Several months ago, he decided to make a Sunday supper. He set a large table, cooked an overabundance of food (five courses), and said a little prayer hoping people would come. He did not use social media or an evite or any modern tools of communication. Like the old neighborhood he grew up where a story could pass from one porch to another faster than any text, he just told a handful of people and waited.
He had no idea if anyone would come.
“I set that table for 40 people, cooked for 80 …” he joked.
“By 5 p.m. I was glad I cooked for 80, because that is almost how many people came.”

A Spital Tongues Gargantua

When do you work?’, W. says. ‘When do you have ideas?’ But he knows the answer. I am too busy to work, I tell him. I am troubled to have ideas.
I’ve been institutionalised, W. says. Bureaucratised! It was when I became the perfect administrator that I stopped doing any real philosophical work.
What do I do in my office?, W. wonders. Answer emails. Fill out spreadsheets. Take home management communiqués, and read them with bloodshot eyes. And what do I do in the evenings? He sees me, in his mind’s eye, W. says, opening a bottle of wine in the squalor of my flat after a day at work. He sees me, booting up my laptop, getting ready to write.
But that’s my problem!, W. says. I think that writing is the same as having ideas, when in reality, they are entirely different. You have to stop writing to have an idea, W. says. You have to pause and wait. Thought has to come to you, W. says, not you to it. You can't force thought by writing.
My writing is really the enemy of philosophy, W. says. Its waters close over the head of thought. Its dark matter occludes the sprawl of stars and planets. Its mantras drown out the holy scriptures. 

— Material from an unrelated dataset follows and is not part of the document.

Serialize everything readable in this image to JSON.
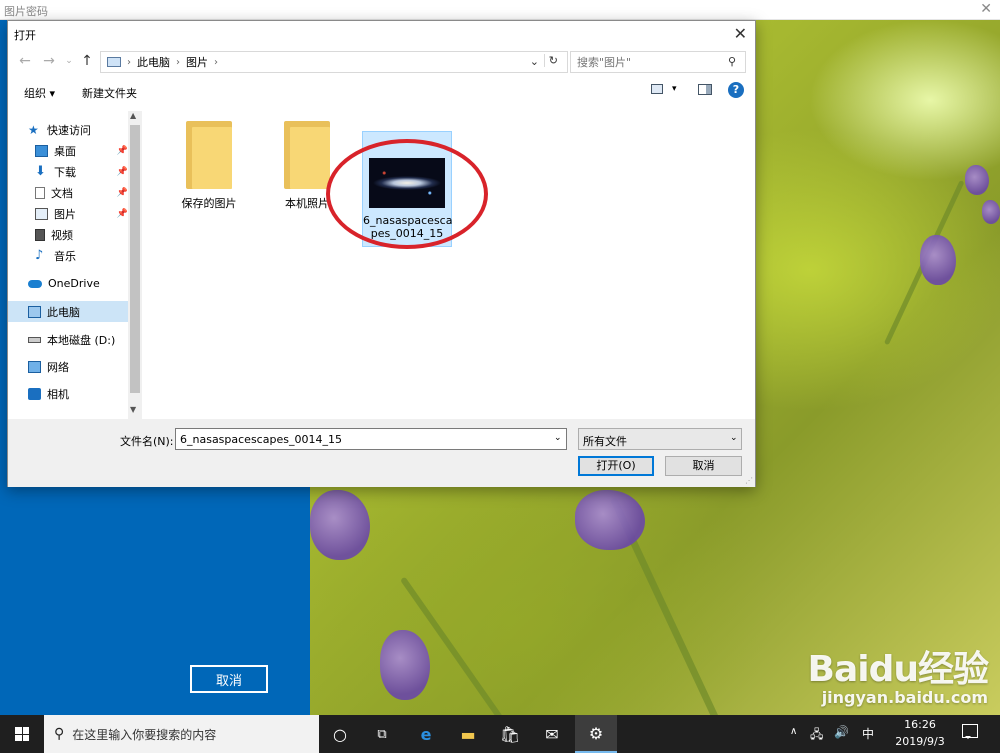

In the beginning was the non-Word, W. says; in the beginning, there was no beginning. A kind of eternal seething instead. The licking of black flames... Nothingness turning in nothingness... The void, thickening, and thinning out... That's what he hears in my writing, W. says. That's what rumbles in his head when he reads me online.
Of course, it’s worse for me when I actually stop writing, W. says. It’s worse when I collapse into my bed and try to sleep. He pictures me, staggering around my flat in the early hours, amidst the squalor, amidst the mould spores and the flies, preparing for bed. He sees me, drunk, or half drunk on Tesco’s cheapest wine, ranging around my flat like the abominable snowman, with my dressing gown flapping around me ...
‘You can never sleep, can you? You’ve never been able to sleep’, W says. He sees me, lying sleepless in bed, full of great paranoid imaginings about the way I think they’ll sack me. He sees me, lying there, quite panicked, fearing that I’ll be sent back to the dole queue. And he sees me, falling asleep at last, collapsing into unconsciousness at last, just as dawn breaks, and the birds start singing, just as, at the opposite end of the country, W. is waking up, ready to begin his studies. He sees me, dreaming fitfully about working out my notice and exit interviews. He sees me, mouthing the words, No!, No!, in my half-sleep ... And he sees my eyes open again, the Leviathan awake, rolling out of my bed like a Spital Tongues Gargantua ...